Instructions to follow:
Using the entries below, copy out all lines where "Users" is found.
═══ Provided records ═══
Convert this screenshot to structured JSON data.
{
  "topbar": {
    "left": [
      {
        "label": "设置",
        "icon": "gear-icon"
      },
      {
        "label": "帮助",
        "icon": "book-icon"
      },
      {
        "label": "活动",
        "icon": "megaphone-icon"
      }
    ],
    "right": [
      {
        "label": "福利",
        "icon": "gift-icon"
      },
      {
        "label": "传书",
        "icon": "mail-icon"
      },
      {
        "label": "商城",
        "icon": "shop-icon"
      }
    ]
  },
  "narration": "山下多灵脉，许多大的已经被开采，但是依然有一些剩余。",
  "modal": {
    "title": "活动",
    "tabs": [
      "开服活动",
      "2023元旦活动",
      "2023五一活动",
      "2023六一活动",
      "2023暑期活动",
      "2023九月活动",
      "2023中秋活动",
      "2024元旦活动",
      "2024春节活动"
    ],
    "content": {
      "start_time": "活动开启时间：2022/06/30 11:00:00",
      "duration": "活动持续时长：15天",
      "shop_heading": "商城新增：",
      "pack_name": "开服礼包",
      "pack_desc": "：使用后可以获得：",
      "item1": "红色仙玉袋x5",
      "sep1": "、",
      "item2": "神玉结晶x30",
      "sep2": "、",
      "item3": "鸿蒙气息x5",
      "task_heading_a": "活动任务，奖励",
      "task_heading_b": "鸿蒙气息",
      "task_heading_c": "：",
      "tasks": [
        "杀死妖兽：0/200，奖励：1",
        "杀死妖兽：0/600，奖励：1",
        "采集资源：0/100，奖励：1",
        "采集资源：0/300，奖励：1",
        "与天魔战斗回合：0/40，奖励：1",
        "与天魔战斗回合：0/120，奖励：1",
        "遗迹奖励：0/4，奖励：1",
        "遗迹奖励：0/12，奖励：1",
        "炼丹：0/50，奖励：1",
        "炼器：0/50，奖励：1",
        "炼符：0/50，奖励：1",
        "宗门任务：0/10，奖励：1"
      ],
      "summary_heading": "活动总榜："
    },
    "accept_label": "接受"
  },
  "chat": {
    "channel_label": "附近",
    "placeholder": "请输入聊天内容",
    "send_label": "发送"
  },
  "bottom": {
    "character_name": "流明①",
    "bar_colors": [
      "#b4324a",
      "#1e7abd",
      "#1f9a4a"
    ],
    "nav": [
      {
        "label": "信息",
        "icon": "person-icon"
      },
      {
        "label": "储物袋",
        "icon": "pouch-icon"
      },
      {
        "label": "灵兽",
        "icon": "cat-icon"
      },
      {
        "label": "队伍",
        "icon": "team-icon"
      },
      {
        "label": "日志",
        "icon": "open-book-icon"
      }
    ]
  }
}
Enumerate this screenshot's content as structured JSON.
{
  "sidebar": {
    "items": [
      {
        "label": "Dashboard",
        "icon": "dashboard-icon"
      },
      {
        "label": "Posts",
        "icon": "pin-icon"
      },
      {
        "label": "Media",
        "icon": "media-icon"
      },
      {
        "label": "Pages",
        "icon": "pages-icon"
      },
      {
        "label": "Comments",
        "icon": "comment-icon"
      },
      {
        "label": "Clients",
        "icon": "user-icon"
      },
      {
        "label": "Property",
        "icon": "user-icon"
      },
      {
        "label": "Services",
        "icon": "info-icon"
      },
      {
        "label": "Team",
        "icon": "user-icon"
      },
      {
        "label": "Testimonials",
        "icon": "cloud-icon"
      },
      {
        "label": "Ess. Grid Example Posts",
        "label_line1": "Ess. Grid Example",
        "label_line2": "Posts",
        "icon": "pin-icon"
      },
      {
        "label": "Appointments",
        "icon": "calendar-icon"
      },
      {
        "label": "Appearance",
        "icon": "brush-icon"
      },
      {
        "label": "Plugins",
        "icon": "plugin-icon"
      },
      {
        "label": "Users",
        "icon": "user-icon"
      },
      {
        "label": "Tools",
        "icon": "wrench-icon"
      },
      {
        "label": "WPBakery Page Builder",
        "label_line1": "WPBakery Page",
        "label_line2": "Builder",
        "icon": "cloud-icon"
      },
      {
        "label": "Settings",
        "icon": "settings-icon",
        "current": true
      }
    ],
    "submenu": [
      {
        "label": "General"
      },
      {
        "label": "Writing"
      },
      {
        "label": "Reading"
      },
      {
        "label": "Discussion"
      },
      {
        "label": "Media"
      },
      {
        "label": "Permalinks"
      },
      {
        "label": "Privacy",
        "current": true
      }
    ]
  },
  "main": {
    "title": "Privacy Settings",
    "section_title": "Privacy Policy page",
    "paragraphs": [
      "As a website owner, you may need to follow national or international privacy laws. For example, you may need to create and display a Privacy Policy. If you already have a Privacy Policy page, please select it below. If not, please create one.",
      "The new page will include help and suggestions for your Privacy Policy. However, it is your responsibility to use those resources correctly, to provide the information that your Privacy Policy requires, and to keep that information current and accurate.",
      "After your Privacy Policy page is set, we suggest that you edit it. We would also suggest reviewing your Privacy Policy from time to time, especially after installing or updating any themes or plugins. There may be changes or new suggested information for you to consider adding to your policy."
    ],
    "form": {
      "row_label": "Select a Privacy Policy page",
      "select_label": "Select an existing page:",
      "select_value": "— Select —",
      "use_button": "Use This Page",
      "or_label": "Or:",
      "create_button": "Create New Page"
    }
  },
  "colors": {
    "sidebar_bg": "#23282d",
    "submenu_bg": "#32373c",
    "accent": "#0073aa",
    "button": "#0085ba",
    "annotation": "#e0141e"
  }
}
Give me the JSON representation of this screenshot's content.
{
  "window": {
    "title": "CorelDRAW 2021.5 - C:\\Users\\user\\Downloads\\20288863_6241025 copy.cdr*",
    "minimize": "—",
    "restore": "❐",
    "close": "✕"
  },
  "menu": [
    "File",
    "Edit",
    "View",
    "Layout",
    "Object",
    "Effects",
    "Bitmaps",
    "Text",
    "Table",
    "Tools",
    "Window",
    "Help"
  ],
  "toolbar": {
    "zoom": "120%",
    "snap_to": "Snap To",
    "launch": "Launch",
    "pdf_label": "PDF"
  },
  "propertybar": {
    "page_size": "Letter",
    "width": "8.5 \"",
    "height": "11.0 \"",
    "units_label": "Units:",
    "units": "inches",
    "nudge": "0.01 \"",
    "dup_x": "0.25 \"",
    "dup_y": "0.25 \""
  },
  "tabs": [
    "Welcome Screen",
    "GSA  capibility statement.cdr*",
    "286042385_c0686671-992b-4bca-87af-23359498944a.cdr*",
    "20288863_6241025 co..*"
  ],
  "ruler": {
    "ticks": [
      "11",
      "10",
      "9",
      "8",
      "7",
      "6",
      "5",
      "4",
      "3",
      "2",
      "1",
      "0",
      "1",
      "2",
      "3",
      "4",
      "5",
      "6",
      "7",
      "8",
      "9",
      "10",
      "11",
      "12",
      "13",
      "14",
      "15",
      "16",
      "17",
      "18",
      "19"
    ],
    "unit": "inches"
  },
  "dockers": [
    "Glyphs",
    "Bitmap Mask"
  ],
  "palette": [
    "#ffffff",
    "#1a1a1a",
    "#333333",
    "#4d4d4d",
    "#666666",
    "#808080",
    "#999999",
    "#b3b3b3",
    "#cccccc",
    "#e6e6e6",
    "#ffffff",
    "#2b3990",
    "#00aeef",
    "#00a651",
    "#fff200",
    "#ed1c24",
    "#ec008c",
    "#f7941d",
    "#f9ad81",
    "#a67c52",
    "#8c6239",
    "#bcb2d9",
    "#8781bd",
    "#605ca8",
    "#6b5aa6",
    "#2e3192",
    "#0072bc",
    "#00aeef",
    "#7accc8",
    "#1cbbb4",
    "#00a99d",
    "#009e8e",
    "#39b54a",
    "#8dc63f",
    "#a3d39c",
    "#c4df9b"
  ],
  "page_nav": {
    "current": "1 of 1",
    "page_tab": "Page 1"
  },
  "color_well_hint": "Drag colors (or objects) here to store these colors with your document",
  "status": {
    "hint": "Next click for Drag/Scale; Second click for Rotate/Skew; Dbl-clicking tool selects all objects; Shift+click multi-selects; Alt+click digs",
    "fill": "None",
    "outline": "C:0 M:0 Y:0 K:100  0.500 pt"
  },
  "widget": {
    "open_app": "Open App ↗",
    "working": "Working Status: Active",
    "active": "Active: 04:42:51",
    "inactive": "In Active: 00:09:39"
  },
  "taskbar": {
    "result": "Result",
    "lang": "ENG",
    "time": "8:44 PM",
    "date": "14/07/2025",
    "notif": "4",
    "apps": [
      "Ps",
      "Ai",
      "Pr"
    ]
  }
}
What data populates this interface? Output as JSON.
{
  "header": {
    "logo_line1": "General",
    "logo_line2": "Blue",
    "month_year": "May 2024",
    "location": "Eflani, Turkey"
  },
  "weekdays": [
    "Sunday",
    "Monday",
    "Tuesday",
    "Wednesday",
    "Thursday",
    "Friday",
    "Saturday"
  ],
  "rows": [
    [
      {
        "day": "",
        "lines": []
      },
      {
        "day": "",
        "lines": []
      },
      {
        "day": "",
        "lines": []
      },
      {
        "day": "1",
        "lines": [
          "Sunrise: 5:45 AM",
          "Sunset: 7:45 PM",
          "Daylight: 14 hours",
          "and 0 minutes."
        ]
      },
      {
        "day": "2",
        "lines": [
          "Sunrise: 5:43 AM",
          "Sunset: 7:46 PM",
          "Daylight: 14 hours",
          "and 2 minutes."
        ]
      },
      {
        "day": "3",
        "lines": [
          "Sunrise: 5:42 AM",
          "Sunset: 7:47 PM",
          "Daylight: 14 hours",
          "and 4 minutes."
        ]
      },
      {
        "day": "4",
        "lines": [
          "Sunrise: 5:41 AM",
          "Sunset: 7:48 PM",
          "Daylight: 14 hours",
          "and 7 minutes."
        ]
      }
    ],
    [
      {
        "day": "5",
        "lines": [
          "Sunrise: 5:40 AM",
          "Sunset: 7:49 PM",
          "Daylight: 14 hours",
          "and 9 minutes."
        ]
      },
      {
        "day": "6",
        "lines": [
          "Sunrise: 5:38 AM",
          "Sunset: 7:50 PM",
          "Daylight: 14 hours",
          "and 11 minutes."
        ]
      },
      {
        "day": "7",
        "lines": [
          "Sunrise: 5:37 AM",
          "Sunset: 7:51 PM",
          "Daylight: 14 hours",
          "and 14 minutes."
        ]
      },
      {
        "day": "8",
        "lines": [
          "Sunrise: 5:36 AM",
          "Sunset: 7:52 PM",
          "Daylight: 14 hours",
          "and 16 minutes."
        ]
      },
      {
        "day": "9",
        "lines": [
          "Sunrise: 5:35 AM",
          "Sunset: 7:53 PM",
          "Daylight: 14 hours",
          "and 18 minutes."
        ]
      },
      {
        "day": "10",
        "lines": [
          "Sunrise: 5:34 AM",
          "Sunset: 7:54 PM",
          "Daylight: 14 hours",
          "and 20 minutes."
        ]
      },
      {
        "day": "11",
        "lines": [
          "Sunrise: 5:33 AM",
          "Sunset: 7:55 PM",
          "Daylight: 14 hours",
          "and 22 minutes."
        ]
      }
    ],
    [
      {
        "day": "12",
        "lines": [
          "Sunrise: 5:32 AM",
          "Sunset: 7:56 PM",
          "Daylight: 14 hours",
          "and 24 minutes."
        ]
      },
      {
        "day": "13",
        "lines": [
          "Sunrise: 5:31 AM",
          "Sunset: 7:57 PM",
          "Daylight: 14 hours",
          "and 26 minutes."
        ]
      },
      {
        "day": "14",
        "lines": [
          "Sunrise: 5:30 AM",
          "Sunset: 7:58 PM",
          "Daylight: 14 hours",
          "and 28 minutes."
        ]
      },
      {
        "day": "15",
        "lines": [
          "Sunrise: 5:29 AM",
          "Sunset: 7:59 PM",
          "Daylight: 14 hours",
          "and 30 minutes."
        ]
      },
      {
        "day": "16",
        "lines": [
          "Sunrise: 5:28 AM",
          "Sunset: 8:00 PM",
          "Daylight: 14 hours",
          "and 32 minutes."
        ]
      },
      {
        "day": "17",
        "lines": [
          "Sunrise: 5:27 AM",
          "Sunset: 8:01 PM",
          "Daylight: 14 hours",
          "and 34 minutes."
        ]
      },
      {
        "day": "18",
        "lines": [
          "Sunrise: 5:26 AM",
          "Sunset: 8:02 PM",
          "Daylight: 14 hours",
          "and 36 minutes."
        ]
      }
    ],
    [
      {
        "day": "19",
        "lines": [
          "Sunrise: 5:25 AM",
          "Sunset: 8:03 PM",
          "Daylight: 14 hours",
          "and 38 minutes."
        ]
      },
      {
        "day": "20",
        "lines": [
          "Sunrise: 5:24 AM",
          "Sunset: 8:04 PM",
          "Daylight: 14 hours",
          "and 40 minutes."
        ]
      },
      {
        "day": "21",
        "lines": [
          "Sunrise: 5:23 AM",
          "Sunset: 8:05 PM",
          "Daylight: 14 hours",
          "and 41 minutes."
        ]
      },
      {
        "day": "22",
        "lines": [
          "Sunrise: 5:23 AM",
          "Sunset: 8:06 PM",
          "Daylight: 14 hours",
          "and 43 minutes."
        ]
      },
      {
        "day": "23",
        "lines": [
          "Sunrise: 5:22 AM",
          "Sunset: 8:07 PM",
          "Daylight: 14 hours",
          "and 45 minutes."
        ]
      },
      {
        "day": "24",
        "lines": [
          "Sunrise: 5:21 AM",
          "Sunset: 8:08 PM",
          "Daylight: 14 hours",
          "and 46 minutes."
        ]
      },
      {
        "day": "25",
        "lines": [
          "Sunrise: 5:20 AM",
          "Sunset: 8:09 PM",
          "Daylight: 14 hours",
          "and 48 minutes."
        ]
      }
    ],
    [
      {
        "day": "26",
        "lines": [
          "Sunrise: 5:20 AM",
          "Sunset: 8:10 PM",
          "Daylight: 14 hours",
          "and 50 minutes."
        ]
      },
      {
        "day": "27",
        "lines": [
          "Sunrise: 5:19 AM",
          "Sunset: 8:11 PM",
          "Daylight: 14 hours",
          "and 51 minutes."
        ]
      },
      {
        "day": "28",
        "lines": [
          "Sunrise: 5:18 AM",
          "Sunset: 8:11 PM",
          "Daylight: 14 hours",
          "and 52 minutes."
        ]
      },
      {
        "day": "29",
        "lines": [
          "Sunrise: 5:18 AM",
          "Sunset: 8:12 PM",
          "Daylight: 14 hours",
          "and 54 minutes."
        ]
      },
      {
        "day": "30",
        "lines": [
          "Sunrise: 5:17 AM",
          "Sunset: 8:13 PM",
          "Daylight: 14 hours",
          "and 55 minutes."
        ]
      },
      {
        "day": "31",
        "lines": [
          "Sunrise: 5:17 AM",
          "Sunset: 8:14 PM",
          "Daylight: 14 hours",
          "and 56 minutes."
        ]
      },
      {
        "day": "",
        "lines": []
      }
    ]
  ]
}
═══
Output for this exercise:
        "label": "Users",
    "title": "CorelDRAW 2021.5 - C:\\Users\\user\\Downloads\\20288863_6241025 copy.cdr*",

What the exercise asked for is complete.